_Task details:_
Using the word "Activity" as the filter, copy each matching line from the records.

(Dataset rows for apps and sites)
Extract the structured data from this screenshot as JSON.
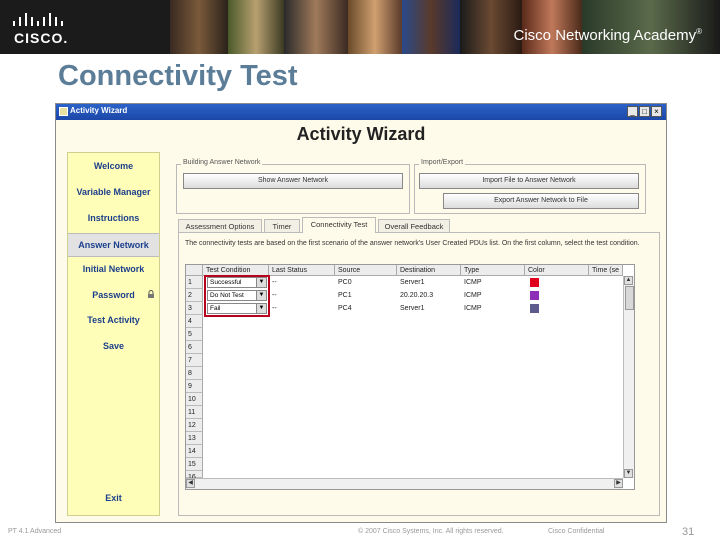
{
  "header": {
    "cisco_wordmark": "CISCO.",
    "academy": "Cisco Networking Academy",
    "academy_mark": "®"
  },
  "slide": {
    "title": "Connectivity Test"
  },
  "window": {
    "title": "Activity Wizard",
    "heading": "Activity Wizard",
    "controls": {
      "minimize": "_",
      "maximize": "□",
      "close": "×"
    }
  },
  "sidebar": {
    "items": [
      {
        "label": "Welcome"
      },
      {
        "label": "Variable Manager"
      },
      {
        "label": "Instructions"
      },
      {
        "label": "Answer Network"
      },
      {
        "label": "Initial Network"
      },
      {
        "label": "Password"
      },
      {
        "label": "Test Activity"
      },
      {
        "label": "Save"
      },
      {
        "label": "Exit"
      }
    ],
    "active": "Answer Network"
  },
  "building": {
    "label": "Building Answer Network",
    "show_button": "Show Answer Network"
  },
  "import_export": {
    "label": "Import/Export",
    "import_button": "Import File to Answer Network",
    "export_button": "Export Answer Network to File"
  },
  "tabs": [
    {
      "label": "Assessment Options"
    },
    {
      "label": "Timer"
    },
    {
      "label": "Connectivity Test"
    },
    {
      "label": "Overall Feedback"
    }
  ],
  "active_tab": "Connectivity Test",
  "description": "The connectivity tests are based on the first scenario of the answer network's User Created PDUs list. On the first column, select the test condition.",
  "grid": {
    "columns": [
      "Test Condition",
      "Last Status",
      "Source",
      "Destination",
      "Type",
      "Color",
      "Time (se"
    ],
    "rows": [
      {
        "num": "1",
        "condition": "Successful",
        "status": "--",
        "source": "PC0",
        "destination": "Server1",
        "type": "ICMP",
        "color": "#e0001b"
      },
      {
        "num": "2",
        "condition": "Do Not Test",
        "status": "--",
        "source": "PC1",
        "destination": "20.20.20.3",
        "type": "ICMP",
        "color": "#8e2fb8"
      },
      {
        "num": "3",
        "condition": "Fail",
        "status": "--",
        "source": "PC4",
        "destination": "Server1",
        "type": "ICMP",
        "color": "#5d5b8e"
      }
    ],
    "empty_row_numbers": [
      "4",
      "5",
      "6",
      "7",
      "8",
      "9",
      "10",
      "11",
      "12",
      "13",
      "14",
      "15",
      "16"
    ],
    "dropdown_arrow": "▼",
    "scroll_up": "▲",
    "scroll_down": "▼",
    "scroll_left": "◀",
    "scroll_right": "▶"
  },
  "footer": {
    "left": "PT 4.1 Advanced",
    "center": "© 2007 Cisco Systems, Inc. All rights reserved.",
    "right": "Cisco Confidential",
    "page": "31"
  },
  "icons": {
    "logo": "cisco-logo-bars",
    "lock": "lock-icon"
  }
}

_Solution to the problem:_
    "title": "Activity Wizard",
    "heading": "Activity Wizard",
        "label": "Test Activity"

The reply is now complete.